[Web page and app entries]

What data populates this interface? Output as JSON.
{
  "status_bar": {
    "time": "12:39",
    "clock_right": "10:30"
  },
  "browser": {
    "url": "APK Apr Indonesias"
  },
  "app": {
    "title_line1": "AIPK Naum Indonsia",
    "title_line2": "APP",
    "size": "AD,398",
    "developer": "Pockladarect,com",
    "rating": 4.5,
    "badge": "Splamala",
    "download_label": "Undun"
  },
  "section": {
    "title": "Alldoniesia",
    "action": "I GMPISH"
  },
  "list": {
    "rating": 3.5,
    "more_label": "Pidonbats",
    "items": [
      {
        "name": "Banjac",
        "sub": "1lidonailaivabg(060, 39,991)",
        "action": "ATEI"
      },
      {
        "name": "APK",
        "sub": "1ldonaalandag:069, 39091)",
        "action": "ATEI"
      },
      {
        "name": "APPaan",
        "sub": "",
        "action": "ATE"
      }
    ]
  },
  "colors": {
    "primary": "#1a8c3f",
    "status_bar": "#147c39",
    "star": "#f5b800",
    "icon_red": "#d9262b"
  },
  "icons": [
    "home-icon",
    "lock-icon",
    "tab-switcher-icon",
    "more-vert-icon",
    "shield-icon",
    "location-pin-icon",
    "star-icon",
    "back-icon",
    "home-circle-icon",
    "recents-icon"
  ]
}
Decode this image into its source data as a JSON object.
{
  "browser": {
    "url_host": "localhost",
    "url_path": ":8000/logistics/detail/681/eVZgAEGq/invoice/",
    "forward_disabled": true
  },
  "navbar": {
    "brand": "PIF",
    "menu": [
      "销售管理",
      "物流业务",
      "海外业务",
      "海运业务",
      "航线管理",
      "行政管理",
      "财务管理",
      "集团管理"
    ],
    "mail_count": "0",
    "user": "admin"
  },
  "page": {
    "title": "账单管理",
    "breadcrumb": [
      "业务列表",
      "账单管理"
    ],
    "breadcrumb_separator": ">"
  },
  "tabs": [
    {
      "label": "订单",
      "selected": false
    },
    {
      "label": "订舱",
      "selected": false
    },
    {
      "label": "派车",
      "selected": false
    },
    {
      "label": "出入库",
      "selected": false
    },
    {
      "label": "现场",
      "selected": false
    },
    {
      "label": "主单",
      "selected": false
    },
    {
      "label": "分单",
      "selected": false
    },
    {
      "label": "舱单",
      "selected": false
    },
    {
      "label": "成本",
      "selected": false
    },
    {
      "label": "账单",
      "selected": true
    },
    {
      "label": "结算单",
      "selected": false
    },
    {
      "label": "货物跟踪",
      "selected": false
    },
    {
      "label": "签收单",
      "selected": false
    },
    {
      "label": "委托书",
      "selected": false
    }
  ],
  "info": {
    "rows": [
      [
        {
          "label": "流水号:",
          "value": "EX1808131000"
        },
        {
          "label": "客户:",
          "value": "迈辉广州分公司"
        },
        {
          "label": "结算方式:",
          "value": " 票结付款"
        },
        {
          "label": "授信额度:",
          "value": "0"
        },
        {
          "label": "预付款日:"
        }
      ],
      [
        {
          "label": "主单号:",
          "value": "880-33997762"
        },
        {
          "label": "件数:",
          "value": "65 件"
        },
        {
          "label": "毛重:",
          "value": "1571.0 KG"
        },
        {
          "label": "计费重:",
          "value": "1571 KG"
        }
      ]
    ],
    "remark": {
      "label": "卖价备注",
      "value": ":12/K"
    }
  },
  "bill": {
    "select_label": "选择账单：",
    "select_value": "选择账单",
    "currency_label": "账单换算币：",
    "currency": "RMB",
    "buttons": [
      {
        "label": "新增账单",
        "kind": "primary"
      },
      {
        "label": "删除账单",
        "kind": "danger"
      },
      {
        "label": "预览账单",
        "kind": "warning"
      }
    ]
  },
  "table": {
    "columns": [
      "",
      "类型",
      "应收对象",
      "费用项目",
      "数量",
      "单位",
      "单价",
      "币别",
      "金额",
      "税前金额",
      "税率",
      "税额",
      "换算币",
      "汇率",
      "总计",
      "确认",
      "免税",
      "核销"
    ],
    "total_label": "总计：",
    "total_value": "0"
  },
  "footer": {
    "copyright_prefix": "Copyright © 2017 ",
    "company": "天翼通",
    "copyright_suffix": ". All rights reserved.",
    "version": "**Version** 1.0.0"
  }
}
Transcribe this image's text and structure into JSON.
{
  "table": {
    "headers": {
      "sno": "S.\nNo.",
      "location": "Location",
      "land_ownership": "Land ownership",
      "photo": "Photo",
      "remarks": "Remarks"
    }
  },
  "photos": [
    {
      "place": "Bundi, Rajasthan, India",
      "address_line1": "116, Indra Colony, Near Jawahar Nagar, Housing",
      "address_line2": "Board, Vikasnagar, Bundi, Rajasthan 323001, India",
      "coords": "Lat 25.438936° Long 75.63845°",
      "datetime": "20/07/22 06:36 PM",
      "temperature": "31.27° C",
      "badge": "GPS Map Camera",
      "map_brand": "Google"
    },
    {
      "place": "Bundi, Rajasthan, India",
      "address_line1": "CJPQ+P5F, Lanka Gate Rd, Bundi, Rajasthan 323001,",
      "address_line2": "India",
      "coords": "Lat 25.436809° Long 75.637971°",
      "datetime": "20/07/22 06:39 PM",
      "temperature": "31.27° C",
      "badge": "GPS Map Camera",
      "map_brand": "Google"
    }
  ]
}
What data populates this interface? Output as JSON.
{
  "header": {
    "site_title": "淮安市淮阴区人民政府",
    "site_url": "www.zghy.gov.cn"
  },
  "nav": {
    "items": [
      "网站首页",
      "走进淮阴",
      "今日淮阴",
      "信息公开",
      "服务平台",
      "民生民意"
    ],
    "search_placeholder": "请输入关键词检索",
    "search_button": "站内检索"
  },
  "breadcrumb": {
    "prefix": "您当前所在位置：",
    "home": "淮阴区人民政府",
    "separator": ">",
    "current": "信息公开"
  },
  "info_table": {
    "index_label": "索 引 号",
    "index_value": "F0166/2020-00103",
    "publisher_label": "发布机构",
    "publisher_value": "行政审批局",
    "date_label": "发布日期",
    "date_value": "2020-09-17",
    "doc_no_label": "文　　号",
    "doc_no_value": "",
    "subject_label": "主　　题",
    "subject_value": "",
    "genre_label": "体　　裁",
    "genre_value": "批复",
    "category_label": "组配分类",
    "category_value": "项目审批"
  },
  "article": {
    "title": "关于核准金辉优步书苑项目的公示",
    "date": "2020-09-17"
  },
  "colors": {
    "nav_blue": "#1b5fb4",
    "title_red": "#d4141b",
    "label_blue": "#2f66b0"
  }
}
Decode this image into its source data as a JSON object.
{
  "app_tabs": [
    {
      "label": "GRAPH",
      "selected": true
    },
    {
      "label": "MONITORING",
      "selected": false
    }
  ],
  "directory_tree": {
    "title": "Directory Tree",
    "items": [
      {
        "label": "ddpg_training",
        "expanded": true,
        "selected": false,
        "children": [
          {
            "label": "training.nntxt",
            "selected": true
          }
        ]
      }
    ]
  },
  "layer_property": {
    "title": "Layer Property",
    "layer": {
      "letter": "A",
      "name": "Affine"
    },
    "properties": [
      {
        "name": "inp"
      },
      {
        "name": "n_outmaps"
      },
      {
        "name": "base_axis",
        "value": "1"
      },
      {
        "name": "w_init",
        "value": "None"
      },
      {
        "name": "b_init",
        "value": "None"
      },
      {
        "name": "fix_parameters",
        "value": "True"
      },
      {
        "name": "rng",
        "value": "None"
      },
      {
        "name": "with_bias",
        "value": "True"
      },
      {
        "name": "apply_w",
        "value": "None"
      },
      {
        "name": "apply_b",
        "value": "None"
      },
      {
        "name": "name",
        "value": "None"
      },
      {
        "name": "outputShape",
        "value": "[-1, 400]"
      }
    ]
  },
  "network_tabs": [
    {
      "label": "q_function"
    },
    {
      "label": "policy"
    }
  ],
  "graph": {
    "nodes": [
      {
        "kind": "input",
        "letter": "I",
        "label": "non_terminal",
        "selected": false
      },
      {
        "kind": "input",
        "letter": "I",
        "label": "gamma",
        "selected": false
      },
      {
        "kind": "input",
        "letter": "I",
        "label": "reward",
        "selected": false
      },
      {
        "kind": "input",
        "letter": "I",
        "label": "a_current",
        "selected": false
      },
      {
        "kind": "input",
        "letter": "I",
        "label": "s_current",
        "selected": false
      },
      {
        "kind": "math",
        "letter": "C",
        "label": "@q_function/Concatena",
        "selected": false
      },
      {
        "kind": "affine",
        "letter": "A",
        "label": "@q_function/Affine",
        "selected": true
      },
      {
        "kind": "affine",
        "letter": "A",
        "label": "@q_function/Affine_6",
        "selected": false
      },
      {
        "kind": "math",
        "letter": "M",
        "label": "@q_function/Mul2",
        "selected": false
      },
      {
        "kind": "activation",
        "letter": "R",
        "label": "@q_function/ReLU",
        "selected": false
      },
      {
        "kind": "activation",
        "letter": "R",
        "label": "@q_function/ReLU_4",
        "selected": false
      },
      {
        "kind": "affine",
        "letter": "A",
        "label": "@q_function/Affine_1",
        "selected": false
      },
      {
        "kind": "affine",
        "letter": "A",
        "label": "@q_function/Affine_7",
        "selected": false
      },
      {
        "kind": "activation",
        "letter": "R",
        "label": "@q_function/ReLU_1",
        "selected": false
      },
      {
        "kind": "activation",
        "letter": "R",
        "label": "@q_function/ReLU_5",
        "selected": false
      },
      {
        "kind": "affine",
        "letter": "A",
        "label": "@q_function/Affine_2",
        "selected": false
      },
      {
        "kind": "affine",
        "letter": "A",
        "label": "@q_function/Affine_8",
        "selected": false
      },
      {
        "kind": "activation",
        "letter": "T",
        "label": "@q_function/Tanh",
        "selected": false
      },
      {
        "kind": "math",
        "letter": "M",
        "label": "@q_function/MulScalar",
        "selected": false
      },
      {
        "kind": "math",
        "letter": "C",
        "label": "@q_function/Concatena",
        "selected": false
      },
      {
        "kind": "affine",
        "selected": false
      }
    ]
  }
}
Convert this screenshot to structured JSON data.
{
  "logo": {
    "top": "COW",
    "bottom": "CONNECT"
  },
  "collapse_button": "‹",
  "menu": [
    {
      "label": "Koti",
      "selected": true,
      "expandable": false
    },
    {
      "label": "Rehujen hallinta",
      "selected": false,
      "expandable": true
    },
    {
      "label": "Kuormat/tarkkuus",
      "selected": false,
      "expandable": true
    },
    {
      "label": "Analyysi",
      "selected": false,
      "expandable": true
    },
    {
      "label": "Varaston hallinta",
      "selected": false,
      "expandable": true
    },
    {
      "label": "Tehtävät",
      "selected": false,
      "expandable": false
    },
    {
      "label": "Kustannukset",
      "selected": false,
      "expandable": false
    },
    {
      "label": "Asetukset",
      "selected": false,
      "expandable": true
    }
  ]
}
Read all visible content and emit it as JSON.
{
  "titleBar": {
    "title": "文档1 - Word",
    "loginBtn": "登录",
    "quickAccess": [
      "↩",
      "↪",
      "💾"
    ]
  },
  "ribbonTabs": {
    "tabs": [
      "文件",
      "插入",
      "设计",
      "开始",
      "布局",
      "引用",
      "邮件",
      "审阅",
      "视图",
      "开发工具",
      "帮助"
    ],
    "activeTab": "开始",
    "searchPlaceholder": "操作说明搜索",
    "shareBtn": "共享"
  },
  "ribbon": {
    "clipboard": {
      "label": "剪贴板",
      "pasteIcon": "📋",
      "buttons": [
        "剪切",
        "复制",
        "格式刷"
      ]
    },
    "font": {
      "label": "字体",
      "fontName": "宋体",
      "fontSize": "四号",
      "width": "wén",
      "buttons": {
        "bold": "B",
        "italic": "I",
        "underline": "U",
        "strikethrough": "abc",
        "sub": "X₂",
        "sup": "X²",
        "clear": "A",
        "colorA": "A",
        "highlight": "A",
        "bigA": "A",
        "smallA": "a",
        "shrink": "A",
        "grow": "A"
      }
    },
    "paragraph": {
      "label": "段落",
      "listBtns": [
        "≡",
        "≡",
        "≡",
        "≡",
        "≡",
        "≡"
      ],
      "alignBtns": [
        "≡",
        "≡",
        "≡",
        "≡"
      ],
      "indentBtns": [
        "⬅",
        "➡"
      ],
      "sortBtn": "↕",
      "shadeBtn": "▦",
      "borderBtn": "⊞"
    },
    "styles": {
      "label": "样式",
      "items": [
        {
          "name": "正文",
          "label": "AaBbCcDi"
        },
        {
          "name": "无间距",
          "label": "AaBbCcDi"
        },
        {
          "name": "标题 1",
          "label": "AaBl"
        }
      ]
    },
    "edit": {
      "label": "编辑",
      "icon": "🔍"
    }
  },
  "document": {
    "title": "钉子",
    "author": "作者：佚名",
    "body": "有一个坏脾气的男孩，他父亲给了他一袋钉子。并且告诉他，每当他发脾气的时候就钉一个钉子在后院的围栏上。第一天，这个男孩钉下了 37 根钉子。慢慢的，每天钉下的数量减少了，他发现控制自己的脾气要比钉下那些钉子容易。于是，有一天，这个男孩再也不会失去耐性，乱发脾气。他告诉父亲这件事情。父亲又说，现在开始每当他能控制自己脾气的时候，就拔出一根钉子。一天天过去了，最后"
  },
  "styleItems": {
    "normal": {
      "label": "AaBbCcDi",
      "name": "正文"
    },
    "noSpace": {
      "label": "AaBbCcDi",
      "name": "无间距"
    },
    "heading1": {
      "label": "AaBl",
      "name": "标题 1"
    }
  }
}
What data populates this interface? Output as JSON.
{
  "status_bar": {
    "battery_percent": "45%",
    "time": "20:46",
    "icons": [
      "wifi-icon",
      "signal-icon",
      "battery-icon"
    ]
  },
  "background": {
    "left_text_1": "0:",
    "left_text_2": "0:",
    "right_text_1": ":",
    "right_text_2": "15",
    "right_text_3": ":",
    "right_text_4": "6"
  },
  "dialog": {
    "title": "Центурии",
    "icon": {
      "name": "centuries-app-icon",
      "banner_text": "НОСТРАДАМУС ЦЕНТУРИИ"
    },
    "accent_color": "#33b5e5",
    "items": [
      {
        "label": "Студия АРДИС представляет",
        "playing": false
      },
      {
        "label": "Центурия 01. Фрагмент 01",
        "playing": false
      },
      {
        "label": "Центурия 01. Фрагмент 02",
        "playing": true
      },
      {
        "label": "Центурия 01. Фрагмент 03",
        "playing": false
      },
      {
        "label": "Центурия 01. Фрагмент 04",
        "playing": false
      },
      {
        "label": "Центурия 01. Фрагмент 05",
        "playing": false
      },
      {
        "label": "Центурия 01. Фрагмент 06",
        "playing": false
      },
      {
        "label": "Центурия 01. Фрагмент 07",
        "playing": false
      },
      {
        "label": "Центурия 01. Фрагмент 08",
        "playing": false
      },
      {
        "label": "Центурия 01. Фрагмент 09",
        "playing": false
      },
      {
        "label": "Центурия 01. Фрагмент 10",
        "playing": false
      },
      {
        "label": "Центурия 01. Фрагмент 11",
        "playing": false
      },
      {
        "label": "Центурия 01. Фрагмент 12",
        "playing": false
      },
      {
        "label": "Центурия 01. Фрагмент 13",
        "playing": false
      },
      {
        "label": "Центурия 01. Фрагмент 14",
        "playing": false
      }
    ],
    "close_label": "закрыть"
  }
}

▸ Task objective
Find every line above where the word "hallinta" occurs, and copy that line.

▸ Exercise response
      "label": "Rehujen hallinta",
      "label": "Varaston hallinta",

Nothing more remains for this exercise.